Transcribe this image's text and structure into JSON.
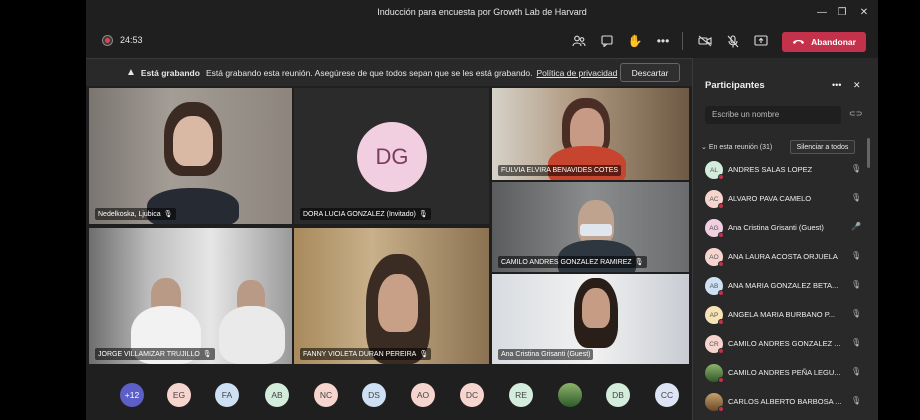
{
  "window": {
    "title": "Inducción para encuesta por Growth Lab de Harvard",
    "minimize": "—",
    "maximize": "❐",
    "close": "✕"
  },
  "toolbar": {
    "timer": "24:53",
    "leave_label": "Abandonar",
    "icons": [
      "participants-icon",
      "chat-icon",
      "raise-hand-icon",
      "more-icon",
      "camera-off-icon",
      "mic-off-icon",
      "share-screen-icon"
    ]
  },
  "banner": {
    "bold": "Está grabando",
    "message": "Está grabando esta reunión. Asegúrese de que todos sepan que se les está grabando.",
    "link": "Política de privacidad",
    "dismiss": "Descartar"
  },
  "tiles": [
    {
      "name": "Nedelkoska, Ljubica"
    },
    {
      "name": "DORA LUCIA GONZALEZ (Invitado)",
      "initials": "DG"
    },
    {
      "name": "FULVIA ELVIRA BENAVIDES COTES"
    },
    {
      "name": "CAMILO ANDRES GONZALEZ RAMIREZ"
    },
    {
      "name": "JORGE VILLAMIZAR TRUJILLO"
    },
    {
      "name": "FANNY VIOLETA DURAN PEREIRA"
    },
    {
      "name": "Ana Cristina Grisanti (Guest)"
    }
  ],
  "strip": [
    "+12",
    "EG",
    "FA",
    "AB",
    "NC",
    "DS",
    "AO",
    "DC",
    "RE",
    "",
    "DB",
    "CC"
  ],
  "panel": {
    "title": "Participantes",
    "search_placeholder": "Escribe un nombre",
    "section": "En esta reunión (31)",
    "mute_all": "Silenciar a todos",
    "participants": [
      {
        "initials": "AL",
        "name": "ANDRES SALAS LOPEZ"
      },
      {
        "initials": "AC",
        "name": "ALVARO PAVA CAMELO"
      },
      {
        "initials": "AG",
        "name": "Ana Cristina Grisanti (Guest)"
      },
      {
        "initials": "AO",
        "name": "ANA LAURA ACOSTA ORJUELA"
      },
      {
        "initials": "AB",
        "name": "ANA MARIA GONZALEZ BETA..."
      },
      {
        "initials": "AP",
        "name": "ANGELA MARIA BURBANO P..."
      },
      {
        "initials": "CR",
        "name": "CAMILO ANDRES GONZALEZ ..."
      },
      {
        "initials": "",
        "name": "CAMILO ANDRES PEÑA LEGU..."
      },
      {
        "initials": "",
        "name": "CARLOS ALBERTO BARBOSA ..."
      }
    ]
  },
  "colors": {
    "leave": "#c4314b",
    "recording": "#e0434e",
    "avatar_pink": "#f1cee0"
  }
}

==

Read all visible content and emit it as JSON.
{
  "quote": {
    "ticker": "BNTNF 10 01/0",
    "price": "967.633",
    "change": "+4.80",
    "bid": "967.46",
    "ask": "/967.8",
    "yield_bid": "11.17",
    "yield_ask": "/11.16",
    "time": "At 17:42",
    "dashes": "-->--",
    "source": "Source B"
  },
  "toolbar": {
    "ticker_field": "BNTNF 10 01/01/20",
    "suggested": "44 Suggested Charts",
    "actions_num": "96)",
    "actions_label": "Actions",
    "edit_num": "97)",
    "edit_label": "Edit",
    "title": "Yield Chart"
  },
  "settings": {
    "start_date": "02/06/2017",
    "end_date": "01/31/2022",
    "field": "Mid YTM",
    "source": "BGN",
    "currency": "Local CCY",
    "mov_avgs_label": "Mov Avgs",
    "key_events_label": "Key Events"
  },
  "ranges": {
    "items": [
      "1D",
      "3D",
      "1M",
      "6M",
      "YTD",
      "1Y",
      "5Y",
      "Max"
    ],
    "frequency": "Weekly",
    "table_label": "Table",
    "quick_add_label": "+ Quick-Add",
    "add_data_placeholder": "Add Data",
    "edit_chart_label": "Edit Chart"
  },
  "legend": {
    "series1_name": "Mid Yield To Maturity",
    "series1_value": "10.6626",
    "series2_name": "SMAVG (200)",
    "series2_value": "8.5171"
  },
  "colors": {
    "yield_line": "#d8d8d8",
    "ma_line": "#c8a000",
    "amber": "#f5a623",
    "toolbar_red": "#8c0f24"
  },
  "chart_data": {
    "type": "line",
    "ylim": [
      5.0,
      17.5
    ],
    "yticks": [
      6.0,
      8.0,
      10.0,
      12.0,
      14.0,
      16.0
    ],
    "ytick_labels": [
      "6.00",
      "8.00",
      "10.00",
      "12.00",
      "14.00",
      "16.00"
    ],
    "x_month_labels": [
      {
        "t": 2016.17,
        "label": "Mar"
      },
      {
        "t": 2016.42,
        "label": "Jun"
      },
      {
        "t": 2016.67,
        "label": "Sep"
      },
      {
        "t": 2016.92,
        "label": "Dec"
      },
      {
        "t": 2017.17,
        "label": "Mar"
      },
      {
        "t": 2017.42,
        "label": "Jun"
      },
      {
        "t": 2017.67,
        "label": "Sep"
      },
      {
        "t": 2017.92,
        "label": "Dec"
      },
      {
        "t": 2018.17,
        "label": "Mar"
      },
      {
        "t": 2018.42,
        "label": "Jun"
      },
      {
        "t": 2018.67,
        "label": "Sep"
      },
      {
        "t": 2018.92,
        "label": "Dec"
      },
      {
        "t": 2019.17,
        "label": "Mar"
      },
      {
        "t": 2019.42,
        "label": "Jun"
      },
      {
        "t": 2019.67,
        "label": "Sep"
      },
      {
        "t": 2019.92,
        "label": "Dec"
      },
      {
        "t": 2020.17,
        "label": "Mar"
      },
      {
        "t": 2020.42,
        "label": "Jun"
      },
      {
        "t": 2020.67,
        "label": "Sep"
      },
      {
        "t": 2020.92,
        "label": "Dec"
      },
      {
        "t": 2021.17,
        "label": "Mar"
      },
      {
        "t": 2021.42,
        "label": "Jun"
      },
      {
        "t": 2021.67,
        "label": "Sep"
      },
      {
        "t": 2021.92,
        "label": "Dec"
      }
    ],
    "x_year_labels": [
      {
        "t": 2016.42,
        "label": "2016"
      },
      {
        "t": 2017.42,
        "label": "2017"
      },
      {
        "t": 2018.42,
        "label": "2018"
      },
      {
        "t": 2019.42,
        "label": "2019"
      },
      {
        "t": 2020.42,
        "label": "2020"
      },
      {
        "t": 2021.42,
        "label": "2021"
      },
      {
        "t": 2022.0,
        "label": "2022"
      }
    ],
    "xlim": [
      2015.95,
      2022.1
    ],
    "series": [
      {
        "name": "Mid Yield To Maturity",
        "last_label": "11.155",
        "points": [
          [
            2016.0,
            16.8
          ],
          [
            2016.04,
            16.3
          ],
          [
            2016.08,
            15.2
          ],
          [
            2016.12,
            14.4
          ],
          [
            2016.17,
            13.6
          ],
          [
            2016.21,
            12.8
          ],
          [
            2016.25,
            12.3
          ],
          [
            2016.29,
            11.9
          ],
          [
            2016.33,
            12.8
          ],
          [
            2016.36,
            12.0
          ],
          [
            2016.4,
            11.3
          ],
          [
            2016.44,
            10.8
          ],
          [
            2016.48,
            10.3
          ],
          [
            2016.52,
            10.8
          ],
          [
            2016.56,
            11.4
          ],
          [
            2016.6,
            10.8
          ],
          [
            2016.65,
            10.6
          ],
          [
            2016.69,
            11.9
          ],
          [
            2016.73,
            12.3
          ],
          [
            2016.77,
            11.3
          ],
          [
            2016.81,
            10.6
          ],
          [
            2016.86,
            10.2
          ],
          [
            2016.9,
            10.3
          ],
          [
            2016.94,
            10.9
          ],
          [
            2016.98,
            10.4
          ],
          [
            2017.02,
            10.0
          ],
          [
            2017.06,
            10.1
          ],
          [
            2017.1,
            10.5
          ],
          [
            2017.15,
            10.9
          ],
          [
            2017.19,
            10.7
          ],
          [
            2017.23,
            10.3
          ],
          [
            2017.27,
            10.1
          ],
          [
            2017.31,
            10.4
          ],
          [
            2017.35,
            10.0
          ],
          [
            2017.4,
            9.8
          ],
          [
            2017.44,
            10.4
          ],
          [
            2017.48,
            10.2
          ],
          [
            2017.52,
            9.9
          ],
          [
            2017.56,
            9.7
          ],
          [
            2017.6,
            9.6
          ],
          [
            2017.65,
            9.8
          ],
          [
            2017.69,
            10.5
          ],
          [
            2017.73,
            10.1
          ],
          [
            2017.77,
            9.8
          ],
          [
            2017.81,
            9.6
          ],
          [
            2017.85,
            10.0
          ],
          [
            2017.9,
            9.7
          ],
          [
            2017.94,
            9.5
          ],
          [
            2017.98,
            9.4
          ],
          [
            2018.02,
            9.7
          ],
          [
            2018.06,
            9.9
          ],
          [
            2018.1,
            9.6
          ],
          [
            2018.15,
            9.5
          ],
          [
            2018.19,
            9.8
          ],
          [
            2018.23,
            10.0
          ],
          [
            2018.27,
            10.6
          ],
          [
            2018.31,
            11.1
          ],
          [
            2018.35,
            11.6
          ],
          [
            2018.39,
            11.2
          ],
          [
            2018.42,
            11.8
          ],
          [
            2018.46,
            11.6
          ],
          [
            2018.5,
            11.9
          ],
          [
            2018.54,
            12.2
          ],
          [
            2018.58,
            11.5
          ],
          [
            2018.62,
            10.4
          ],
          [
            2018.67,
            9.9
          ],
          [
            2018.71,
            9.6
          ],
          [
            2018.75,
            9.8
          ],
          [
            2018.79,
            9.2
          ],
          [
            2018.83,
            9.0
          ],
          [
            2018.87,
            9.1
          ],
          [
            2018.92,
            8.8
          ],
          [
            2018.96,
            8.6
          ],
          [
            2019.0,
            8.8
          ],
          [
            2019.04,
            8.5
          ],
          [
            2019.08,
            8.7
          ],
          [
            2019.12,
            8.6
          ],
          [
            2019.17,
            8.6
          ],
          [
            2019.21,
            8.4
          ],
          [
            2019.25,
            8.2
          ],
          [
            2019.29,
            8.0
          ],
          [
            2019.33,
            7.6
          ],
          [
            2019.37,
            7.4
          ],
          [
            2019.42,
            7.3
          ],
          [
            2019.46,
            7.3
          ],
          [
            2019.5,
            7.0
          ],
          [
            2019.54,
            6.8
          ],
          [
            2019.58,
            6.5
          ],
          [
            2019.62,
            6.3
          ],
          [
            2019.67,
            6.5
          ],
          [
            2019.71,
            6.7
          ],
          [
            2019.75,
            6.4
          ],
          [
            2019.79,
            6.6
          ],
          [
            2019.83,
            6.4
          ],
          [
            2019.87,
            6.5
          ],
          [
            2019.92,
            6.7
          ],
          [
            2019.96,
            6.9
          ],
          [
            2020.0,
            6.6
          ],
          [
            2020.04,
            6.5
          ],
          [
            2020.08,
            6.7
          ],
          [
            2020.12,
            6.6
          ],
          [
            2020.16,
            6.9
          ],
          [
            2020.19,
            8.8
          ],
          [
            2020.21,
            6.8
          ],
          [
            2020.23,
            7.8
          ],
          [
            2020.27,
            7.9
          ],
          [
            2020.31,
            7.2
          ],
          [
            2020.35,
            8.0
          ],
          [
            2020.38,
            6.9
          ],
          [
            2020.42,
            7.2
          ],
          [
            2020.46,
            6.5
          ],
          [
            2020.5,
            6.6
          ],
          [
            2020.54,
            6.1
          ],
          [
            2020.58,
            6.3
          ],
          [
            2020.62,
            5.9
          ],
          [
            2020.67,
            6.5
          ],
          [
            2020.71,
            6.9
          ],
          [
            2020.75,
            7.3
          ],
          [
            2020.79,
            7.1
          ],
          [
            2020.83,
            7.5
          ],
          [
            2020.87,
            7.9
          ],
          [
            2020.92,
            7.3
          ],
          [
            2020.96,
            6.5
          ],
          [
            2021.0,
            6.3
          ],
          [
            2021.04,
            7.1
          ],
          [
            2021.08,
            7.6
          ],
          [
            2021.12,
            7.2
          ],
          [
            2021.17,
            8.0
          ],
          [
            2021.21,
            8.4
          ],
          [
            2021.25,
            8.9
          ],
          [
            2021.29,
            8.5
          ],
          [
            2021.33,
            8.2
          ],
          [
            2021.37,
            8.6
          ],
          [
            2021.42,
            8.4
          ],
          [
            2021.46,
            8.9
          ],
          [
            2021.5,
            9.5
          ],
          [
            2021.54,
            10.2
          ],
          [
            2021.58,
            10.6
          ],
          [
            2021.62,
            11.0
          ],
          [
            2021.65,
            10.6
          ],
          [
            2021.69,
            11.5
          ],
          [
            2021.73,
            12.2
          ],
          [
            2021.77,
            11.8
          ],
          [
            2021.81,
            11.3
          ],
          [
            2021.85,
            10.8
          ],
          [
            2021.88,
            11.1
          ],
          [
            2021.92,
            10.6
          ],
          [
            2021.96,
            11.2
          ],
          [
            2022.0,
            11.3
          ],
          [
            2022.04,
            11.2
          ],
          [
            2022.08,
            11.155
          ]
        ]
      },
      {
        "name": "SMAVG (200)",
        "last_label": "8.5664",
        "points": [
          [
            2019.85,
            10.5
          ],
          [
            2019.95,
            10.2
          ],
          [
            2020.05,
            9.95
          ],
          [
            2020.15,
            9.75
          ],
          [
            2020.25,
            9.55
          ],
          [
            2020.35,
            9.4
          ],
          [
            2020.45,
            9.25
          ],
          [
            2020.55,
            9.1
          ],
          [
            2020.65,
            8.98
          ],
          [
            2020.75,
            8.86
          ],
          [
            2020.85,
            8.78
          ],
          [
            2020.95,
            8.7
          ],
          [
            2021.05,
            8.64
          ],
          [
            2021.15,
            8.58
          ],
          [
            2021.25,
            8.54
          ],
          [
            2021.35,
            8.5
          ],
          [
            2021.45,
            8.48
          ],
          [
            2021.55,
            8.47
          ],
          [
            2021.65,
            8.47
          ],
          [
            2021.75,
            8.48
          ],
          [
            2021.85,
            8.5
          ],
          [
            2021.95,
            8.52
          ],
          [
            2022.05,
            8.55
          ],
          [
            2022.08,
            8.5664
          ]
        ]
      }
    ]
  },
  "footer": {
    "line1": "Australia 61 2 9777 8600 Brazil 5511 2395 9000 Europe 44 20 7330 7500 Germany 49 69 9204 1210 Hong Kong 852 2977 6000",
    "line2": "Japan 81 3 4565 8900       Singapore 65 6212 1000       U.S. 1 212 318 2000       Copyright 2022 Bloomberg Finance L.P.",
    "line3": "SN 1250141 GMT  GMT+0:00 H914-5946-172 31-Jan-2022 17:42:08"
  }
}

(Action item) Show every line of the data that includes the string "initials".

(Result of this exercise)
      "initials": "DG"
        "initials": "AL",
        "initials": "AC",
        "initials": "AG",
        "initials": "AO",
        "initials": "AB",
        "initials": "AP",
        "initials": "CR",
        "initials": "",
        "initials": "",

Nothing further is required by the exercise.